EXERCISE DIRECTIONS
Those lines of the data that hold the word "Łodzi" are to be copied out.

-------------------------

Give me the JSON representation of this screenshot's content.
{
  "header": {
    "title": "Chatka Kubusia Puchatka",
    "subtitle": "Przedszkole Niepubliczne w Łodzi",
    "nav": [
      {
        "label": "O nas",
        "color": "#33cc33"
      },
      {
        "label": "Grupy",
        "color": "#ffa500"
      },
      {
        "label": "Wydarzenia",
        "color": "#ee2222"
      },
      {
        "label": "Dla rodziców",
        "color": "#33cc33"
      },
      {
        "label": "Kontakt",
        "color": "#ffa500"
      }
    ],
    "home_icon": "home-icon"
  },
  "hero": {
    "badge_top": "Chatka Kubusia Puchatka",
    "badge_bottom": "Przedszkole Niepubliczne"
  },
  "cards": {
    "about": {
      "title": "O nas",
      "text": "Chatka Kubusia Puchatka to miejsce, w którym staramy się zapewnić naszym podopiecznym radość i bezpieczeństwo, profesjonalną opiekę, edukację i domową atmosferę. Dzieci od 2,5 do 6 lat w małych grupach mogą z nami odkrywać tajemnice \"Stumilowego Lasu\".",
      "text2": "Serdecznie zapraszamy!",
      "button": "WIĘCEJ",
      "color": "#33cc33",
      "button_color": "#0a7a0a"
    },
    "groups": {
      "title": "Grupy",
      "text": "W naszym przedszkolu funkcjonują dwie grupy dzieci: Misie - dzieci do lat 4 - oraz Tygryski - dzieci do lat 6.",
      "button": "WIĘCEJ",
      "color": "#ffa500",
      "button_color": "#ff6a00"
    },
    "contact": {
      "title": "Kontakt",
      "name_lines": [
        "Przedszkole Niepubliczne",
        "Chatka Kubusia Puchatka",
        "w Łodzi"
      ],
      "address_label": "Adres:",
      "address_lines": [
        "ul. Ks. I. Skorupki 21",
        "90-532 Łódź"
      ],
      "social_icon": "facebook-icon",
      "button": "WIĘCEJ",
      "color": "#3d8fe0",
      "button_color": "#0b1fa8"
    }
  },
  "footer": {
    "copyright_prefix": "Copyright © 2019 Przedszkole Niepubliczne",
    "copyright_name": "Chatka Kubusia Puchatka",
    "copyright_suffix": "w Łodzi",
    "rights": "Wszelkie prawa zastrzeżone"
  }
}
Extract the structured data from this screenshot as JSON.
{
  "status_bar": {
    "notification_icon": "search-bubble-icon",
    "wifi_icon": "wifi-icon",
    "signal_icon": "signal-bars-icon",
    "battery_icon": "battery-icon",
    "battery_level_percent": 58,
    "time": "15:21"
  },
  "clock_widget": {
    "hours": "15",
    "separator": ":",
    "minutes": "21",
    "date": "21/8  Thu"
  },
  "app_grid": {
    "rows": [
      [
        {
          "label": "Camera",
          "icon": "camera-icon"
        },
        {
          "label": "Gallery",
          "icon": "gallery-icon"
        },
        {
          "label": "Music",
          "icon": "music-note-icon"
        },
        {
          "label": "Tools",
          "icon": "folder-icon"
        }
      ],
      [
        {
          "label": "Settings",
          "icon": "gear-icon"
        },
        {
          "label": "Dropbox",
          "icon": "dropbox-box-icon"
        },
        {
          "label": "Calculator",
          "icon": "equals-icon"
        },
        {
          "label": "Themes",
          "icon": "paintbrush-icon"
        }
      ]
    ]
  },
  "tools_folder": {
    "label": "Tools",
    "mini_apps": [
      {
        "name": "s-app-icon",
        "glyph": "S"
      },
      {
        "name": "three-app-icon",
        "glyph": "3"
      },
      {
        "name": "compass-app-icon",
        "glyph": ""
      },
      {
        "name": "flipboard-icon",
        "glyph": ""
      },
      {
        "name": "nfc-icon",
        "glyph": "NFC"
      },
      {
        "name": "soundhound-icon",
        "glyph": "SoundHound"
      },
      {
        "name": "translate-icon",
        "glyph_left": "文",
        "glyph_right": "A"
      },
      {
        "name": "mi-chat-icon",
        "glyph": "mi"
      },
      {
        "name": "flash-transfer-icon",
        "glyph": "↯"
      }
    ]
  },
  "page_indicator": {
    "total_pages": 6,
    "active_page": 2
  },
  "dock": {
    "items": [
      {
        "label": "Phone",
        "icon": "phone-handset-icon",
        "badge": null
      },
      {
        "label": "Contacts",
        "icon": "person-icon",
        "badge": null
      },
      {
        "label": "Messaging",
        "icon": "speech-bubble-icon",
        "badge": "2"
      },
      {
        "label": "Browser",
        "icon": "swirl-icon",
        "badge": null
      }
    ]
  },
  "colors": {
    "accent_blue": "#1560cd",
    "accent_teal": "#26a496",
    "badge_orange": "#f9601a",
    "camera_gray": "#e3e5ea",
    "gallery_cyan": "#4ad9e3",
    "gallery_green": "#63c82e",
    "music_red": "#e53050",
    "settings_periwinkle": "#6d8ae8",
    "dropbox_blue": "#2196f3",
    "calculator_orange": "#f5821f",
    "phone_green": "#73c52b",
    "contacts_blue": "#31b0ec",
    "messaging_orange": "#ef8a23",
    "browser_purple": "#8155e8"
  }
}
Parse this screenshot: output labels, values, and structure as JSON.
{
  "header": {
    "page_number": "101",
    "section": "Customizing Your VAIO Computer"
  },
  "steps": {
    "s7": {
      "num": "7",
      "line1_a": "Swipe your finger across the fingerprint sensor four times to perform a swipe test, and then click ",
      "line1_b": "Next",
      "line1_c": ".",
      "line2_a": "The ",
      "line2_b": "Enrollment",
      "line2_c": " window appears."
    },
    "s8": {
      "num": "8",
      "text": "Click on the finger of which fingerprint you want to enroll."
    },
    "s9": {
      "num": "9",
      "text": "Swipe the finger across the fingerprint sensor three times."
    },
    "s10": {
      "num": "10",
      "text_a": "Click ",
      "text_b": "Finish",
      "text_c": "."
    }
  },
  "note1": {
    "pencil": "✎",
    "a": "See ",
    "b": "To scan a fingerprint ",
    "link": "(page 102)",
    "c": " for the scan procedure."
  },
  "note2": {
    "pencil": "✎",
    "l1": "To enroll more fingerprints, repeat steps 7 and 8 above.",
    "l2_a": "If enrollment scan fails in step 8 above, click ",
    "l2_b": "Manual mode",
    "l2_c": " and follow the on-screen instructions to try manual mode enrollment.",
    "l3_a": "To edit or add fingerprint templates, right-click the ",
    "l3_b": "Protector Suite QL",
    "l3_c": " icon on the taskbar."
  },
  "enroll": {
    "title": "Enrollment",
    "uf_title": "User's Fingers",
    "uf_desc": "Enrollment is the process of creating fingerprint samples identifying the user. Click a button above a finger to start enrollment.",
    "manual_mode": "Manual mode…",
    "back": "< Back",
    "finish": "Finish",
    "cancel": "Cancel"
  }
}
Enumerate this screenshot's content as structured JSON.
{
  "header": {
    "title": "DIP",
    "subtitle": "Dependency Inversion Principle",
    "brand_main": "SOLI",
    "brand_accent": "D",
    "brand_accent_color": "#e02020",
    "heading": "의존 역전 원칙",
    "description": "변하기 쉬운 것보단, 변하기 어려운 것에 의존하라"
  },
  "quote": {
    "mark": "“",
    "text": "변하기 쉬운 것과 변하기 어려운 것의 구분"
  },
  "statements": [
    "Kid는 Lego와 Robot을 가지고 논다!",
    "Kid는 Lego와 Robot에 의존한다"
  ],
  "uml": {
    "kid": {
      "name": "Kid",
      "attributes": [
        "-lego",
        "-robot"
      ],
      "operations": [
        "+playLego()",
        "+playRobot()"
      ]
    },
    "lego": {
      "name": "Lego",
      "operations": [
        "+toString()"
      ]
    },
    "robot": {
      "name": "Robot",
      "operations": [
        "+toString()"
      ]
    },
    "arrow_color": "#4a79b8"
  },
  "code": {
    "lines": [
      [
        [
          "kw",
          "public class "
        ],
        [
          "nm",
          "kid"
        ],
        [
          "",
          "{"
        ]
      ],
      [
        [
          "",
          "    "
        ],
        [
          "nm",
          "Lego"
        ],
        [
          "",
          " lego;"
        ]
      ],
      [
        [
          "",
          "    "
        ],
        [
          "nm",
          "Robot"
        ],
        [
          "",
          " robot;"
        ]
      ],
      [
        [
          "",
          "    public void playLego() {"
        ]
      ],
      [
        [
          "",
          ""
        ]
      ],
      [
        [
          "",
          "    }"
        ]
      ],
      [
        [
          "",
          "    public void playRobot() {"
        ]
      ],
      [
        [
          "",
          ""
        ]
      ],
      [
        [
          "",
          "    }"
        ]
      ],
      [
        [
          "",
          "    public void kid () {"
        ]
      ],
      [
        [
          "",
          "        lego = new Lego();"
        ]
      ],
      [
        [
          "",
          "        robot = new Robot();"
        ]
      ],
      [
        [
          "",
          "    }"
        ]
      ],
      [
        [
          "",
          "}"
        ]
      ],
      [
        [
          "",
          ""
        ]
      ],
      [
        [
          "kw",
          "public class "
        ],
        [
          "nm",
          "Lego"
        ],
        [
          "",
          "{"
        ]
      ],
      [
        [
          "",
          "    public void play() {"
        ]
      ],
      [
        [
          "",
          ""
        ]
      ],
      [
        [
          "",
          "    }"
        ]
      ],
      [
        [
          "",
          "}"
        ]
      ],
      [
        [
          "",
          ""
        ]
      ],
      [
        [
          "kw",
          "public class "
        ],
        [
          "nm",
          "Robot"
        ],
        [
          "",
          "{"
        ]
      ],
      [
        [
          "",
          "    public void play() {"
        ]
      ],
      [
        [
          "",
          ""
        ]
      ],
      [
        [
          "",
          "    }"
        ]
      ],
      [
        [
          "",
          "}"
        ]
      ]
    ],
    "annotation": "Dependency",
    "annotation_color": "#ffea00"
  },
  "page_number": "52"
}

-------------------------

RESPONSE AREA
    "subtitle": "Przedszkole Niepubliczne w Łodzi",
        "w Łodzi"
    "copyright_suffix": "w Łodzi",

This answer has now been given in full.